3. The sole question therefore now is whether the maintenance order is not now capable of enforcement on account of the parties having lived together & resumed cohabitation for a few months. On this question, there is conflict of views between the various High Courts. Rangoon High Court in Ellen Ma Noo v. William Po Thit, AIR 1924 Rang 314 (A), held that resumption of the co-habitation by the wife removed the very basis of the order which were neglect and refusal to maintain and accordingly that order became ipso facto annulled.
This view was followed in Venkayya v. Raghavamma, AIR 1942 Mad 1 (B). Both these cases relate to decrees for maintenance passed by civil Courts, but in Munuswami Pillai v. Doraikannu Ammal, AIR 1946 Mad 222 (C), the same principle was applied on an order under Section 488 of the Code of Criminal Procedure.
4. The Allahabad, Calcutta, Lahore, Nagpur and Orissa High Courts have, however, held that an order once passed under Section 488 of the Code of Criminal Procedure remains in force till it is cancelled on the grounds set out in Section 488 (5) though on temporary reunion the operation of the order would remain suspended.
5. Reference in this connection may be made to Pearey Lal v. Mst. Naraini, AIR 1935 All 977 (D); Parul Bala Debi v. Satish Chandra, AIR 1923 Cal 456 (E); Mt. Zauhra Bi v. Mahomed Yusaf, AIR 1930 Lah 1043 (F); John P. E. Coelho v. Mrs. Blanche Coelho, AIR 1936 Nag 228 (G), and the view taken by the learned Chief Justice of Orissa in Kasinath Panda v. Padambati Debi, (S) AIR 1956 Orissa 199 (H), that an order for maintenance under Section 488 of the Code of Criminal Procedure remains in force until it is cancelled by appropriate proceedings under that section despite resumption of co-habitation between the husband and the wife.
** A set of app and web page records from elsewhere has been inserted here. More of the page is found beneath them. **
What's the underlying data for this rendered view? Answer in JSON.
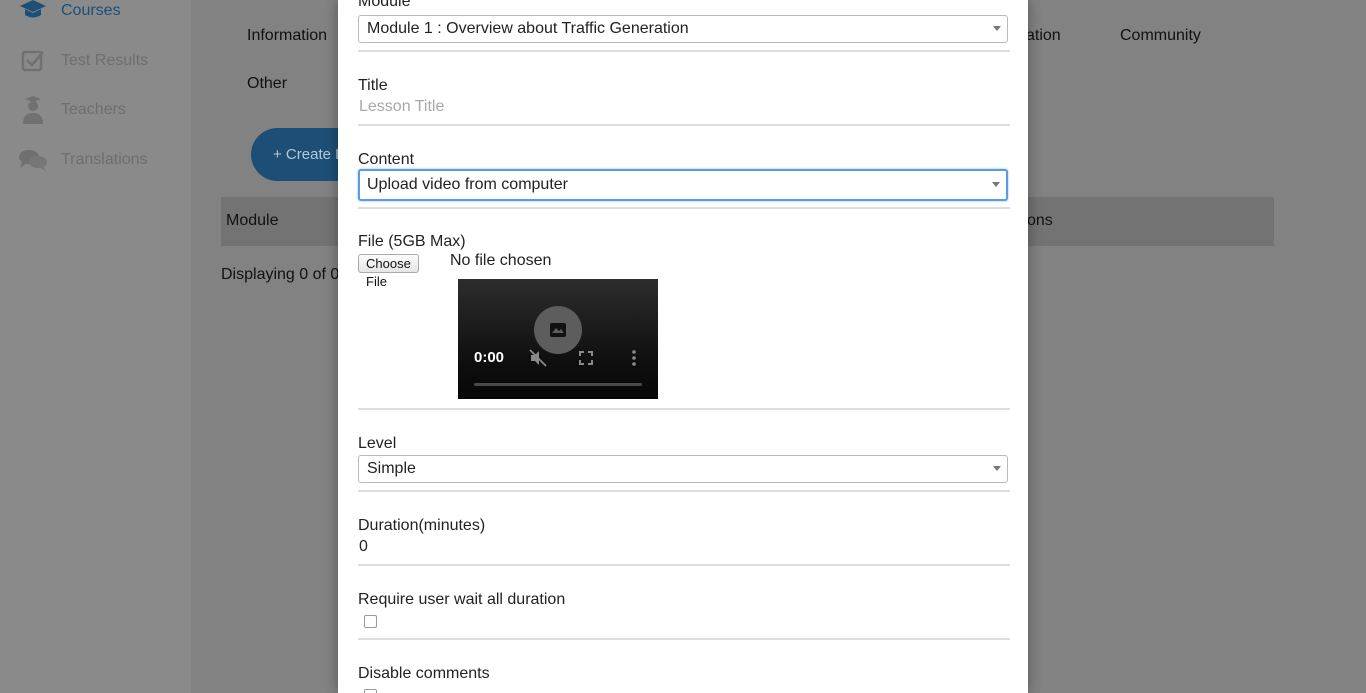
{
  "sidebar": {
    "items": [
      {
        "label": "Courses",
        "icon": "graduation-cap-icon",
        "active": true
      },
      {
        "label": "Test Results",
        "icon": "checkbox-icon"
      },
      {
        "label": "Teachers",
        "icon": "teacher-icon"
      },
      {
        "label": "Translations",
        "icon": "chat-bubbles-icon"
      }
    ]
  },
  "background": {
    "tabs": {
      "information": "Information",
      "ation": "ation",
      "community": "Community",
      "other": "Other"
    },
    "create_button": "+ Create L",
    "table": {
      "col_module": "Module",
      "col_ons": "ons"
    },
    "displaying": "Displaying 0 of 0"
  },
  "modal": {
    "module": {
      "label": "Module",
      "value": "Module 1 : Overview about Traffic Generation"
    },
    "title": {
      "label": "Title",
      "placeholder": "Lesson Title"
    },
    "content": {
      "label": "Content",
      "value": "Upload video from computer"
    },
    "file": {
      "label": "File (5GB Max)",
      "button": "Choose File",
      "status": "No file chosen"
    },
    "video": {
      "time": "0:00"
    },
    "level": {
      "label": "Level",
      "value": "Simple"
    },
    "duration": {
      "label": "Duration(minutes)",
      "value": "0"
    },
    "require_wait": {
      "label": "Require user wait all duration",
      "checked": false
    },
    "disable_comments": {
      "label": "Disable comments",
      "checked": false
    }
  },
  "colors": {
    "accent": "#1d4f76",
    "focus_border": "#5a9ae6",
    "overlay": "#828282"
  }
}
6. As observed by a Division Bench of Lahore High Court in Mt. Roshan Bano v. Azim, AIR 1943 Lah 59 (I), Section 488 of the Code of Criminal Procedure provides a special remedy for neglected wife, and the chapter in which that section appears is self-contained so far as the procedure to be adopted in such cases is concerned.
7. Some of the sub-sections and provisions in Section 488 of the Code of Criminal Procedure are not arranged in logical sequence. For instance, Sub-section (3) relates to the enforcement of the maintenance order passed under Sub-section (1) and Sub-section (4) seems to lay down the conditions on proof of which the wife would not be entilled to obtain an order for maintenance. These conditions are--
(1) If she is living in adultery, or
(2) If without any sufficient reason, she refuses to live with her husband, or
(3) If they are living separately by mutual consent.
8. Sub-section (5) provides that on proof that any wife in whose favour an order has been made under this section is living in adultery, or that without sufficient reason she refuses to live with her husband, or that they are living separately by mutual consent, the Magistrate shall cancel the order.
9. Sub-section (5) appears to contemplate the eventuality of there having been a reconciliation between the husband and wife after an order for maintenance has been made in favour of the wife and the wife subsequently refusing without sufficient reason to live with her husband. In such an eventuality he would be entitled to apply to the Magistrate for cancellation of the order.
10. Inasmuch as Section 488 of the Code of Criminal Procedure and Chapter XXXVI in which that section appears are self contained so far as the procedure to be adopted in such cases is concerned, it is of little help to discuss the decisions of the U. K. Courts referred to in the judgment of the learned Judges in (S) AIR 1956 Orissa 199 (H).
It follows that the order for maintenance, asin the present case, remains in force unless it iscancelled by the Magistrate in appropriate proceedings under Sub-section (5) of Section 488 of the Code of Criminal Procedure. I would therefore dismiss therevision petition with costs, which I assess at Rs.100/-.